BloombergNEF (BNEF) and Bloomberg Philanthropies released “China’s Accelerated Decarbonization” – a new white paper detailing how China could take major steps toward its recently announced carbon neutrality pledge. These will involve the electrification of final energy use in sectors such as industry and road vehicles, coupled with accelerated deployment of renewables.
China is the world’s largest carbon emitter, accounting for 28% of global emissions in 2018. Progress toward carbon neutrality will be no small feat as its energy demand and emissions are still rising. Around 90% of China’s emissions come from electricity and heat production, industry, and transport.
“As China becomes a more developed economy, it should carry more responsibility in fighting climate change. Especially as a faster transition will also bring more opportunities for China’s manufacturing sector.” said Nannan Kou, head of China research at BNEF. “Better and cheaper clean technologies such as PV panels and batteries will benefit the transition of every country.”
Produced in partnership with Bloomberg Philanthropies, this report uses the New Energy Outlook, BNEF’s annual long-term scenario analysis on the future of the energy economy, to consider two scenarios for China. The first is the Economic Transition Scenario, an economics-led scenario that employs a combination of near-term market analysis, least-cost modeling, consumer uptake and trend-based analysis to describe the deployment and diffusion of commercially available technologies.

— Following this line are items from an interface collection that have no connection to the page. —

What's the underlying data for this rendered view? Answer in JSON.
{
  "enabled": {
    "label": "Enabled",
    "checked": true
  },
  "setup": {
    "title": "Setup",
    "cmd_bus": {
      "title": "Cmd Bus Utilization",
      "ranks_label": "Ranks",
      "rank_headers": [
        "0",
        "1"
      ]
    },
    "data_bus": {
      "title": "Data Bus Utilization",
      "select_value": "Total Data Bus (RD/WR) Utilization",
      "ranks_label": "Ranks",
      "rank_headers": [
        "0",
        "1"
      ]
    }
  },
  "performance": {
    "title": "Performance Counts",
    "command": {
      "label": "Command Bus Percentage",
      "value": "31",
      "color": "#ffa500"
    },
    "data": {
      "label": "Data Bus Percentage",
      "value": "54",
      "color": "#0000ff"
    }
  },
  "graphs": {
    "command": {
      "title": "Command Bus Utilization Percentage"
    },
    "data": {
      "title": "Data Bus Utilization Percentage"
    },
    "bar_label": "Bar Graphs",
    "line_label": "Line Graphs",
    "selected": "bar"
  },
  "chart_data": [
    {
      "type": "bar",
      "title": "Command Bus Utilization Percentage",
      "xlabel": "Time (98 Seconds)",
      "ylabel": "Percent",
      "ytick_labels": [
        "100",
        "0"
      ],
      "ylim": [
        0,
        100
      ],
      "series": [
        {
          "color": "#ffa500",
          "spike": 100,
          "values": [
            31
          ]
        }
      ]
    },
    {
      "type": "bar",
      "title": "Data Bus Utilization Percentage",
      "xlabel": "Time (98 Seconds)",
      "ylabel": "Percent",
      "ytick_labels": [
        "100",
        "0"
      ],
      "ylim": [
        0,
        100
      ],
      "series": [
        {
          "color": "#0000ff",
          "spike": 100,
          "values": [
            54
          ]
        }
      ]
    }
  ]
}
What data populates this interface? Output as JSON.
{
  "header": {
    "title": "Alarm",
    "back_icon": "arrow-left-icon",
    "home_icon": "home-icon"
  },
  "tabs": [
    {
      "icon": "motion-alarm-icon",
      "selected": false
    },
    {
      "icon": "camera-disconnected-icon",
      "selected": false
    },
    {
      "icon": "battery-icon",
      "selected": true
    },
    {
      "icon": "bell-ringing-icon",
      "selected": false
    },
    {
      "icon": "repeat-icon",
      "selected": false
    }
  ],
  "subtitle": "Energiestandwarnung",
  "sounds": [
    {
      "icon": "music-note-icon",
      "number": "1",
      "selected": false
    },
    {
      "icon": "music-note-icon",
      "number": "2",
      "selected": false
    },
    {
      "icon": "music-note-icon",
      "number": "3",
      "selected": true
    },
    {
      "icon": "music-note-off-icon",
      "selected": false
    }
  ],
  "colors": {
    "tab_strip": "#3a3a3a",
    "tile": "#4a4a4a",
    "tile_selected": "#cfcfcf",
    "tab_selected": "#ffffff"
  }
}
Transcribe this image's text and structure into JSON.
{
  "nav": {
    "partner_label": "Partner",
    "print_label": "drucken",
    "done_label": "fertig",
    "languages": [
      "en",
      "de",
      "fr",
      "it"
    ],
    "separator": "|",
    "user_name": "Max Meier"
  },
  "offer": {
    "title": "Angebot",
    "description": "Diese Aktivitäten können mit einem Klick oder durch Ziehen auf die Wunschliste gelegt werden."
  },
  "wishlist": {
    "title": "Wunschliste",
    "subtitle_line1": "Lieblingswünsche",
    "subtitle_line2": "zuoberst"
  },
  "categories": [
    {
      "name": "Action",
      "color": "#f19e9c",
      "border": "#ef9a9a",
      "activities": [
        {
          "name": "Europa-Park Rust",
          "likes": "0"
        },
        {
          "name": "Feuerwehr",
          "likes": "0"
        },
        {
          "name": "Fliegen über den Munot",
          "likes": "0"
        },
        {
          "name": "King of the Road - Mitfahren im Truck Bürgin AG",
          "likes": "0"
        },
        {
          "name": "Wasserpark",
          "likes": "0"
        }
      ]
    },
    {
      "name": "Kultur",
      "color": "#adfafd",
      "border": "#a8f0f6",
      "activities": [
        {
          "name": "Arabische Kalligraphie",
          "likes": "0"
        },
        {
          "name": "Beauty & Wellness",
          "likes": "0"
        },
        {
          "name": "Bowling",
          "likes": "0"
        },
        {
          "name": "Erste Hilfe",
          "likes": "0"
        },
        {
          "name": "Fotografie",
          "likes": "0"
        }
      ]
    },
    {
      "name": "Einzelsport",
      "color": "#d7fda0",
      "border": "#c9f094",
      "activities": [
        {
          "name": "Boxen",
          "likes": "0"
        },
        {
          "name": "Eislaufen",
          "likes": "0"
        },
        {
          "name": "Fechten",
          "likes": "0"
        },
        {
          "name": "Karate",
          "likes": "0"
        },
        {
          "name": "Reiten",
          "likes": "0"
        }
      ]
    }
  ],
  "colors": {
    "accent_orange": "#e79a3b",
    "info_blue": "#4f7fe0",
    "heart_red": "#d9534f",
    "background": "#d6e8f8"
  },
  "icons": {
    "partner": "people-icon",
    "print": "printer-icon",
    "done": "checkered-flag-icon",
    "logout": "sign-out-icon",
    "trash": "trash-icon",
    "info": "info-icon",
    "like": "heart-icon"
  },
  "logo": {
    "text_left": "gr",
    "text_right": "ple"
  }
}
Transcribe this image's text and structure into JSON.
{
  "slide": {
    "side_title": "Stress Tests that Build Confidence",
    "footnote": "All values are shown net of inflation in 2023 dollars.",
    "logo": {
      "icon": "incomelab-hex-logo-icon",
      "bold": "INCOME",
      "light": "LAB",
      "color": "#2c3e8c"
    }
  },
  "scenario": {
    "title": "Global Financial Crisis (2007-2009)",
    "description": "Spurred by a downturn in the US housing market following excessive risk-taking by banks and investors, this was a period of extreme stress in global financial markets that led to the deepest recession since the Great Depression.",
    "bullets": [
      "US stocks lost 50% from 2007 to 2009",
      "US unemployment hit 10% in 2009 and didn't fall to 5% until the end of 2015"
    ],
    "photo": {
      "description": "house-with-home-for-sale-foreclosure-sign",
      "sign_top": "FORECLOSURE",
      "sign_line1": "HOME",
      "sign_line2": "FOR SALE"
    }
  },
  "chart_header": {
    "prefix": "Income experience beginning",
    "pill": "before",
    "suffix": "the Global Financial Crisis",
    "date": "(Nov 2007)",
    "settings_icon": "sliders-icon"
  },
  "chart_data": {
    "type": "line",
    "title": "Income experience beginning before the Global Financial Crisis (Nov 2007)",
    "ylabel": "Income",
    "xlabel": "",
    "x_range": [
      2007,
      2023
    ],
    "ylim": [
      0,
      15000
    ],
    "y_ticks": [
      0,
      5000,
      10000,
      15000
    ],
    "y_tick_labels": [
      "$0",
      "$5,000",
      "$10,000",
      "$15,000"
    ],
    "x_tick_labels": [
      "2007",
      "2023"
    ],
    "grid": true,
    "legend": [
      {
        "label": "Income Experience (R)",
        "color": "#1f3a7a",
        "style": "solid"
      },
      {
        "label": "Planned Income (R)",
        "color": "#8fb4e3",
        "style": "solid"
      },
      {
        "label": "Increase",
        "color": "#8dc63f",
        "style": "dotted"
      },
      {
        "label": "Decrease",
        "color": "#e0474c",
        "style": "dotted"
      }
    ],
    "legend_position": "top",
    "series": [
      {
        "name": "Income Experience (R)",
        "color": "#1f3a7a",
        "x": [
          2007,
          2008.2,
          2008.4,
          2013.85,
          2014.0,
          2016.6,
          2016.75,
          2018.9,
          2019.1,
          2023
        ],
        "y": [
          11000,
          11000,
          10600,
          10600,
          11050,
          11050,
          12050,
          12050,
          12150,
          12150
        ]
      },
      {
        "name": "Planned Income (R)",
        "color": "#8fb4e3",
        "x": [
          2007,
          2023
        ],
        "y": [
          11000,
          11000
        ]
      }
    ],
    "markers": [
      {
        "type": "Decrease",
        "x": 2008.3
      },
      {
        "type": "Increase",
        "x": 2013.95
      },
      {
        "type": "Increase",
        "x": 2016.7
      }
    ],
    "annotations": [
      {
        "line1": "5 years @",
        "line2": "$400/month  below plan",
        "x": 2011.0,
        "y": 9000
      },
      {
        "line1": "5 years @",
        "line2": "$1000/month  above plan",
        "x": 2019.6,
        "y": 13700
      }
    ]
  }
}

Second, the report takes into account the Accelerated Transition Scenario, building upon the Economic Transition Scenario results. Post-2023, this scenario considers a higher rate of direct electrification in road transport, buildings and industry, combined with increased uptake of zero-emission electricity supply to deliver a larger and cleaner power system.
The Accelerated Transition Scenario sees electricity accounting for 53% of final energy consumption by 2050, some 92% of which is delivered by zero-carbon power sources dominated by solar and wind, with hydrogen-fueled gas turbines providing balancing needs. This faster transition sees emissions in the power sector peak as early as 2024, and decrease quickly thereafter, by around 150 million metric tons year-on-year every year, despite rising electricity demand. This makes it much easier for China to reach its carbon neutrality goal by 2060.
The Accelerated Transition Scenario requires $7.9 trillion worth of investment in electricity generation capacity in China over the next 30 years. That’s more than double the $3.3 trillion needed under the Economic Transition Scenario. Wind and solar account for 74% of generation capacity in the Accelerated Transition Scenario, with wind reaching just over 3.6 terawatts and solar 4.2 terawatts. Offshore wind also plays an increasingly important role, reaching 740 gigawatts by 2050.
“Electrification will only help China deliver on its carbon neutrality goal if it is combined with a rapid reduction of the emissions intensity of power generation“, said Yvonne Yujing Liu, senior analyst at BNEF and lead author of the report. “China should continue to make progress on its power market reforms to create conditions that are conducive to investment in renewables, and to the replacement of coal power generation by cleaner, innovative alternatives.”
While China’s solar and wind industry are already well established, a larger market will lead to a new phase of growth. More importantly, under the Accelerated Transition Scenario, China has the opportunity to use its own domestic market – as it did effectively with solar, battery and EV manufacturing – to achieve global leadership in new technology areas such as electrolyzers for hydrogen production.
Zero-carbon, dispatchable options, such as gas turbines fueled by hydrogen, will be crucial for any power system that aims to achieve aggressive decarbonization. Wind and PV can deliver cheap generation, but they are not available round-the-clock. Hydrogen can be produced cleanly by splitting water using renewable electricity in a device called an electrolyzer. This equipment is expensive, but costs have fallen by 40% in the last five years and could fall further if the industry scales up. China already has the lowest cost of electrolyzers. However, China is starting to fall behind European countries that have been announcing aggressive plans for electrolyzer deployment as part of their stimulus measures following the Covid-19 pandemic. China needs to consider policies supporting the use of hydrogen for sectors that are hard to decarbonize, such as steel and cement.
“As the world rebounds from the impacts of Covid-19, China’s commitment demonstrates that decarbonization is crucial to a full and true recovery,” said Ailun Yang, head of international climate & environment initiatives, Bloomberg Philanthropies. “This report shows that with dedicated resources and investment, China’s transition to a low carbon
economy is not only possible but can be a driver of high-quality economic growth and prosperity.”
Launched at the BNEF Summit Shanghai, “China’s Accelerated Decarbonization” shows that China’s journey to carbon neutrality will generate trillions of dollars in new investment across all major low-carbon technologies. The solar, wind, electric vehicle and, increasingly, hydrogen sectors will play a central role, creating new opportunities for
China’s industry at home and internationally. Accelerating the decarbonization of China’s economy will require reforms to continue and the mobilization of all public and private stakeholders of the energy sector.